SOURCE INFORMATION
:::

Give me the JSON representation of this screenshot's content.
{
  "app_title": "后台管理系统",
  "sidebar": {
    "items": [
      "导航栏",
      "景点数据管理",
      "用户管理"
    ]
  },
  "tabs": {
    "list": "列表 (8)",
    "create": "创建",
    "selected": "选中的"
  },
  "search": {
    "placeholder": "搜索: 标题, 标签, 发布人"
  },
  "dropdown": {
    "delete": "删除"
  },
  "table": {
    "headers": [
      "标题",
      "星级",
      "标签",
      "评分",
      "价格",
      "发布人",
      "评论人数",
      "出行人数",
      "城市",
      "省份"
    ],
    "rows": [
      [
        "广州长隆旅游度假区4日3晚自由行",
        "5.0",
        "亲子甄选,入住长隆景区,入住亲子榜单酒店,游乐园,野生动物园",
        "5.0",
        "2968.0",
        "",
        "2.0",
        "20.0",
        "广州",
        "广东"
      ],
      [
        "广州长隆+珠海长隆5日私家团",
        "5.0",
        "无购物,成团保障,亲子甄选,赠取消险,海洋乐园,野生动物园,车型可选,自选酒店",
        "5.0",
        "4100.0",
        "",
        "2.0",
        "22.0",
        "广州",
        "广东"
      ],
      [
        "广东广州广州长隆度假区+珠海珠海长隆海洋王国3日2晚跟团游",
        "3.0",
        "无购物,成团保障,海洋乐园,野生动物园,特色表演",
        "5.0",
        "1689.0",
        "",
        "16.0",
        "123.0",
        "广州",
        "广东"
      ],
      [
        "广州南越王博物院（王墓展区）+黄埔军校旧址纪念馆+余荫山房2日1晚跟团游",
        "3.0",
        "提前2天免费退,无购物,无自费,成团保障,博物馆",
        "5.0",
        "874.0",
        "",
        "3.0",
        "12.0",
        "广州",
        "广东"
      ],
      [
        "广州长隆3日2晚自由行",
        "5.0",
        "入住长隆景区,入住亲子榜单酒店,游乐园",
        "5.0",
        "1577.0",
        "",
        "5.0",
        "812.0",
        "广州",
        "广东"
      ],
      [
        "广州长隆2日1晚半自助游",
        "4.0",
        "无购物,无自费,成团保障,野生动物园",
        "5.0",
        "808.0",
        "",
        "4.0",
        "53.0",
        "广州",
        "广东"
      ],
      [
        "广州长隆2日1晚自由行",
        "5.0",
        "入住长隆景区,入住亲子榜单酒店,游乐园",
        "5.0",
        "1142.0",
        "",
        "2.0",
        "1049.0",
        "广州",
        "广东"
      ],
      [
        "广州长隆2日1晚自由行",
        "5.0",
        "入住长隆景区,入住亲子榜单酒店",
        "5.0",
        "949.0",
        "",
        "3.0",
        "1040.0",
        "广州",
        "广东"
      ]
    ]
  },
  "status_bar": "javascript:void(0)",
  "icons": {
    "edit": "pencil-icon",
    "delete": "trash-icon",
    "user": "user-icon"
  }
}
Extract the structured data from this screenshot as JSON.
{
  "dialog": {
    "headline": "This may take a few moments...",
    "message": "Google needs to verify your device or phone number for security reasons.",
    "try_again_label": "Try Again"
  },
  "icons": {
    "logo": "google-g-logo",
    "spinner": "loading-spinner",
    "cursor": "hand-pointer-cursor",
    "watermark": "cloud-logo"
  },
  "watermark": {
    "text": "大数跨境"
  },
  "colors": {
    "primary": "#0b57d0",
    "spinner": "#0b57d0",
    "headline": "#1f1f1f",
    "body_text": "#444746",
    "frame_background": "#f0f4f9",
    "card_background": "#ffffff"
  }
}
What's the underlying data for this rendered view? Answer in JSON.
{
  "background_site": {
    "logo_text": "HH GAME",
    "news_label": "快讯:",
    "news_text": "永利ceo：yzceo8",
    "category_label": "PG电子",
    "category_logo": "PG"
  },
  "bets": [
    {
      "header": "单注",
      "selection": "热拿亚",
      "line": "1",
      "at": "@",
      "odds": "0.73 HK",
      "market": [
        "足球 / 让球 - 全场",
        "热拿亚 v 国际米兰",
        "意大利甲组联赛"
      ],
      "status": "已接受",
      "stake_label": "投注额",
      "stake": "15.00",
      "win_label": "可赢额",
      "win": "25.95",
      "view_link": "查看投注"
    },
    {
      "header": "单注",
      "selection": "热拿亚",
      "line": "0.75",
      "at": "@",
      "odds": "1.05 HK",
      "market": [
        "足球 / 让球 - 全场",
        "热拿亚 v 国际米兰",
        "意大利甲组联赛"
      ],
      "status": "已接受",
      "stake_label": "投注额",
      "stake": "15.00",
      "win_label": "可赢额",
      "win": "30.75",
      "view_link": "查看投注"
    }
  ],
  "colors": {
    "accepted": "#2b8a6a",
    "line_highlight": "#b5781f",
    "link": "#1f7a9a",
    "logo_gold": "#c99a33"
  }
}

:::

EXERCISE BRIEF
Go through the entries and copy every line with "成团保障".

SOLUTION TO THE EXERCISE
        "无购物,成团保障,亲子甄选,赠取消险,海洋乐园,野生动物园,车型可选,自选酒店",
        "无购物,成团保障,海洋乐园,野生动物园,特色表演",
        "提前2天免费退,无购物,无自费,成团保障,博物馆",
        "无购物,无自费,成团保障,野生动物园",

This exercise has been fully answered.